This article is based on the 2004 Von Hippel Award address by Nick Holonyak Jr. (University of Illinois at Urbana-Champaign). Holonyak received the award for “his many contributions to research and development in the field of semiconductors, not least for the first development of semiconductor lasers in the useful visible portion of the optical spectrum.” The talk was presented on Holonyak's behalf by Russell Dupuis on December 1, 2004, at the Materials Research Society Fall Meeting in Boston.
With the discovery of the transistor by Bardeen and Brattain in 1947, and as a consequence of carrier injection and collection, the hole indeed became equal to the electron. The semiconductor took on new importance, as did the study of electron–hole recombination, first in the transistor materials Ge and Si, and then in III–V crystals (e.g., GaAs and GaP). Beyond Si and its indirect-gap and heterojunction limitations, the directgap III–V materials, particularly III–V alloys, made possible lasers and light-emitting diodes (LEDs)—and thus optoelectronics.
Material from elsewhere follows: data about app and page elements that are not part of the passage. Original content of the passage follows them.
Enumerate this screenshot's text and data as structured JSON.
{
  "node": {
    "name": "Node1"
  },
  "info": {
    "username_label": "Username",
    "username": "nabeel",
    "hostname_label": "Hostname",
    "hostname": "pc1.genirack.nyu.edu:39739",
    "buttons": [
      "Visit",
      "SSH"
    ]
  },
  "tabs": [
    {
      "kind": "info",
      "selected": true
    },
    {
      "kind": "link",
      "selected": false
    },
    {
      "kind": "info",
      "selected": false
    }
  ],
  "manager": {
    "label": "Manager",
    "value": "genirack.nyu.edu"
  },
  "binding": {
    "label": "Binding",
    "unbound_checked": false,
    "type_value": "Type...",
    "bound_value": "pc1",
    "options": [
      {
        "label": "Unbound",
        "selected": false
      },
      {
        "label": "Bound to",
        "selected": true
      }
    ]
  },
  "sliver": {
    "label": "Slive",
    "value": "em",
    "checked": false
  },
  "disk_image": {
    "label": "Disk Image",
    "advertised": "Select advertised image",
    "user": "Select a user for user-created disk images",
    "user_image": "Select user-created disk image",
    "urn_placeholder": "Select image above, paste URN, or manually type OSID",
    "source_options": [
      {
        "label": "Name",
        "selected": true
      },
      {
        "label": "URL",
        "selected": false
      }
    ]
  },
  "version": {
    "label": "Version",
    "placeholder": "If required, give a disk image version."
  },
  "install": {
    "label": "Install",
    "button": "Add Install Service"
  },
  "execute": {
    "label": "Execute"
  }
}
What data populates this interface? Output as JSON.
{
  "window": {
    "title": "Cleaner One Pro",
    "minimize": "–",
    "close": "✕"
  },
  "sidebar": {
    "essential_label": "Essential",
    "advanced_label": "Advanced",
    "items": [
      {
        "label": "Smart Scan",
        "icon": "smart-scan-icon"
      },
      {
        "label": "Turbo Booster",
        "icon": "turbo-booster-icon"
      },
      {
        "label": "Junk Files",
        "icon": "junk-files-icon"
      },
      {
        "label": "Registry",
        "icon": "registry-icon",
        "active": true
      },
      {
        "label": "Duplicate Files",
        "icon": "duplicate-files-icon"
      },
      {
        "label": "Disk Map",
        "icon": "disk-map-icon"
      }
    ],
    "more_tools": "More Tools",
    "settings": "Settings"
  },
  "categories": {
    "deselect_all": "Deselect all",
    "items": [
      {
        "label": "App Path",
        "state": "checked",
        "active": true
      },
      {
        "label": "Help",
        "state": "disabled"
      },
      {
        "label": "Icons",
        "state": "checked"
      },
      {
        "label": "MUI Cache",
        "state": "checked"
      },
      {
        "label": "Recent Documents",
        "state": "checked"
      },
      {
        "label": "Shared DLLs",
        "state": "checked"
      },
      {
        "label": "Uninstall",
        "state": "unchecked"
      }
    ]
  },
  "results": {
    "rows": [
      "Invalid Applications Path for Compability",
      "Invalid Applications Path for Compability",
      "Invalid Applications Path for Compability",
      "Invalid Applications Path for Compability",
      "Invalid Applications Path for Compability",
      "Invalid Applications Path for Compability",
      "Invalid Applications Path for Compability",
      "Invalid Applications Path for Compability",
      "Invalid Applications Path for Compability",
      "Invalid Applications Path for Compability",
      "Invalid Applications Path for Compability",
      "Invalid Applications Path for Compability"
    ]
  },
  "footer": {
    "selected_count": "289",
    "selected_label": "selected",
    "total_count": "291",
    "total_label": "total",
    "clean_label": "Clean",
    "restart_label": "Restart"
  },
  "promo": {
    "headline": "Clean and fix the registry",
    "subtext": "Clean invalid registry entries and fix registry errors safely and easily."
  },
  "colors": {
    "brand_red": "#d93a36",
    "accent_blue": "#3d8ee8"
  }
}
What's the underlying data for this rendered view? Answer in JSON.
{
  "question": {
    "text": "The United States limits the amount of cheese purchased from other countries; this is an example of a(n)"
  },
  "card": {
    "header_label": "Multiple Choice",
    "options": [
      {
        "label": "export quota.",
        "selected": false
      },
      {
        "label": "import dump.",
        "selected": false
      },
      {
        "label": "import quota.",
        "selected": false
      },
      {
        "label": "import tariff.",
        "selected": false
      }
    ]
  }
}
The direct-gap III–V alloy LED after four decades of development exceeds in performance the incandescent lamp (as well as other forms of lamps) in much of the visible range. Beyond growing display applications, it has put conventional lighting under longrange threat with a semiconductor lamp—an “ultimate lamp” that promises unusual performance and energy savings. In principle, the LED or laser, basically a p–n junction, is an ultimate lamp that cannot be exceeded.